Records for processing -
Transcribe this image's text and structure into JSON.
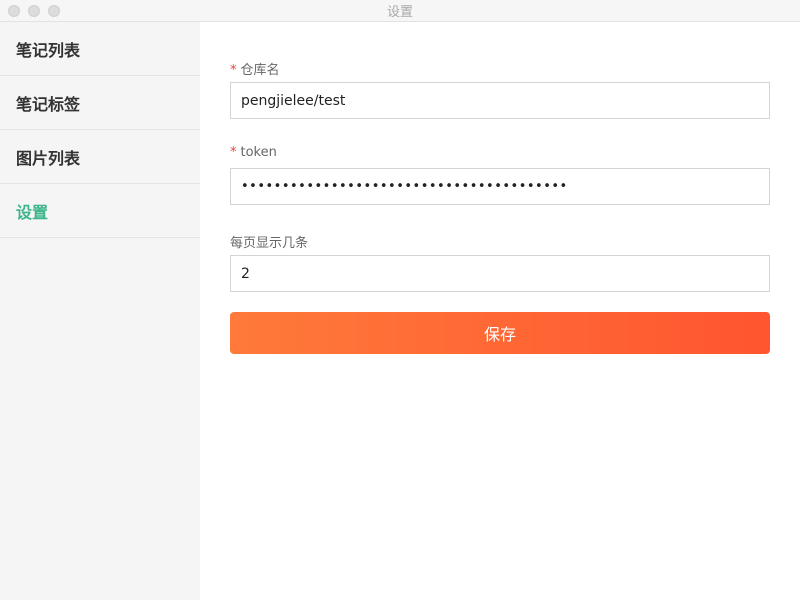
{
  "window": {
    "title": "设置"
  },
  "sidebar": {
    "items": [
      {
        "label": "笔记列表",
        "active": false
      },
      {
        "label": "笔记标签",
        "active": false
      },
      {
        "label": "图片列表",
        "active": false
      },
      {
        "label": "设置",
        "active": true
      }
    ]
  },
  "form": {
    "repo": {
      "required_mark": "*",
      "label": "仓库名",
      "value": "pengjielee/test"
    },
    "token": {
      "required_mark": "*",
      "label": "token",
      "value": "••••••••••••••••••••••••••••••••••••••••"
    },
    "page_size": {
      "label": "每页显示几条",
      "value": "2"
    },
    "save_label": "保存"
  },
  "colors": {
    "active_nav": "#3cb48a",
    "button_start": "#ff7a3a",
    "button_end": "#ff5530",
    "required": "#e8453c"
  }
}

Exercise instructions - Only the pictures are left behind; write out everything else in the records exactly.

Output -
Transcribe this image's text and structure into JSON.
{
  "window": {
    "title": "设置"
  },
  "sidebar": {
    "items": [
      {
        "label": "笔记列表",
        "active": false
      },
      {
        "label": "笔记标签",
        "active": false
      },
      {
        "label": "图片列表",
        "active": false
      },
      {
        "label": "设置",
        "active": true
      }
    ]
  },
  "form": {
    "repo": {
      "required_mark": "*",
      "label": "仓库名",
      "value": "pengjielee/test"
    },
    "token": {
      "required_mark": "*",
      "label": "token",
      "value": "••••••••••••••••••••••••••••••••••••••••"
    },
    "page_size": {
      "label": "每页显示几条",
      "value": "2"
    },
    "save_label": "保存"
  },
  "colors": {
    "active_nav": "#3cb48a",
    "button_start": "#ff7a3a",
    "button_end": "#ff5530",
    "required": "#e8453c"
  }
}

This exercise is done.